Exercise directions → Write out every record exactly as it appears. Skip the pictures.

------------------------------------

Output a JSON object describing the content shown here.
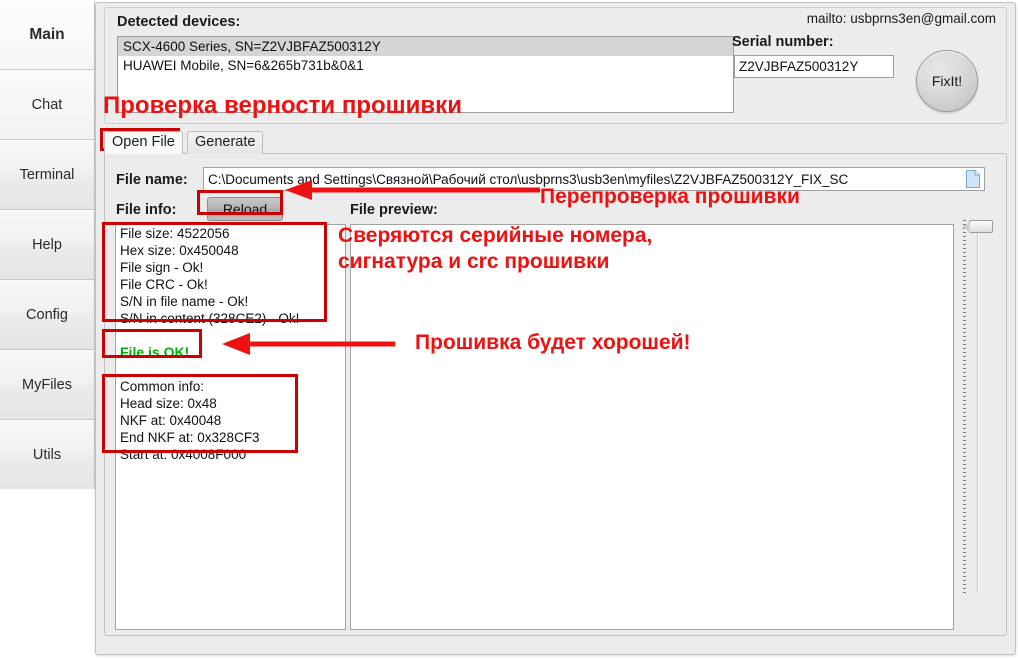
{
  "sidebar": {
    "items": [
      {
        "label": "Main",
        "selected": true
      },
      {
        "label": "Chat",
        "selected": false
      },
      {
        "label": "Terminal",
        "selected": false
      },
      {
        "label": "Help",
        "selected": false
      },
      {
        "label": "Config",
        "selected": false
      },
      {
        "label": "MyFiles",
        "selected": false
      },
      {
        "label": "Utils",
        "selected": false
      }
    ]
  },
  "device_group": {
    "detected_label": "Detected devices:",
    "devices": [
      {
        "text": "SCX-4600 Series, SN=Z2VJBFAZ500312Y",
        "selected": true
      },
      {
        "text": "HUAWEI Mobile, SN=6&265b731b&0&1",
        "selected": false
      }
    ],
    "mailto": "mailto: usbprns3en@gmail.com",
    "serial_label": "Serial number:",
    "serial_value": "Z2VJBFAZ500312Y",
    "fixit_label": "FixIt!"
  },
  "tabs": [
    {
      "label": "Open File",
      "selected": true
    },
    {
      "label": "Generate",
      "selected": false
    }
  ],
  "form": {
    "filename_label": "File name:",
    "filename_value": "C:\\Documents and Settings\\Связной\\Рабочий стол\\usbprns3\\usb3en\\myfiles\\Z2VJBFAZ500312Y_FIX_SC",
    "fileinfo_label": "File info:",
    "reload_label": "Reload",
    "preview_label": "File preview:"
  },
  "file_info": {
    "lines": [
      "File size: 4522056",
      "Hex size: 0x450048",
      "File sign - Ok!",
      "File CRC - Ok!",
      "S/N in file name - Ok!",
      "S/N in content (328CE2) - Ok!"
    ],
    "status": "File is OK!",
    "common": [
      "Common info:",
      "Head size: 0x48",
      "NKF at: 0x40048",
      "End NKF at: 0x328CF3",
      "Start at: 0x4008F000"
    ]
  },
  "annotations": {
    "title": "Проверка верности прошивки",
    "recheck": "Перепроверка прошивки",
    "compare_line1": "Сверяются серийные номера,",
    "compare_line2": "сигнатура и crc прошивки",
    "good": "Прошивка будет хорошей!",
    "color": "#ee1111",
    "box_color": "#cc0000"
  }
}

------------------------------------

Result for this exercise →
Output a JSON object describing the content shown here.
{
  "sidebar": {
    "items": [
      {
        "label": "Main",
        "selected": true
      },
      {
        "label": "Chat",
        "selected": false
      },
      {
        "label": "Terminal",
        "selected": false
      },
      {
        "label": "Help",
        "selected": false
      },
      {
        "label": "Config",
        "selected": false
      },
      {
        "label": "MyFiles",
        "selected": false
      },
      {
        "label": "Utils",
        "selected": false
      }
    ]
  },
  "device_group": {
    "detected_label": "Detected devices:",
    "devices": [
      {
        "text": "SCX-4600 Series, SN=Z2VJBFAZ500312Y",
        "selected": true
      },
      {
        "text": "HUAWEI Mobile, SN=6&265b731b&0&1",
        "selected": false
      }
    ],
    "mailto": "mailto: usbprns3en@gmail.com",
    "serial_label": "Serial number:",
    "serial_value": "Z2VJBFAZ500312Y",
    "fixit_label": "FixIt!"
  },
  "tabs": [
    {
      "label": "Open File",
      "selected": true
    },
    {
      "label": "Generate",
      "selected": false
    }
  ],
  "form": {
    "filename_label": "File name:",
    "filename_value": "C:\\Documents and Settings\\Связной\\Рабочий стол\\usbprns3\\usb3en\\myfiles\\Z2VJBFAZ500312Y_FIX_SC",
    "fileinfo_label": "File info:",
    "reload_label": "Reload",
    "preview_label": "File preview:"
  },
  "file_info": {
    "lines": [
      "File size: 4522056",
      "Hex size: 0x450048",
      "File sign - Ok!",
      "File CRC - Ok!",
      "S/N in file name - Ok!",
      "S/N in content (328CE2) - Ok!"
    ],
    "status": "File is OK!",
    "common": [
      "Common info:",
      "Head size: 0x48",
      "NKF at: 0x40048",
      "End NKF at: 0x328CF3",
      "Start at: 0x4008F000"
    ]
  },
  "annotations": {
    "title": "Проверка верности прошивки",
    "recheck": "Перепроверка прошивки",
    "compare_line1": "Сверяются серийные номера,",
    "compare_line2": "сигнатура и crc прошивки",
    "good": "Прошивка будет хорошей!",
    "color": "#ee1111",
    "box_color": "#cc0000"
  }
}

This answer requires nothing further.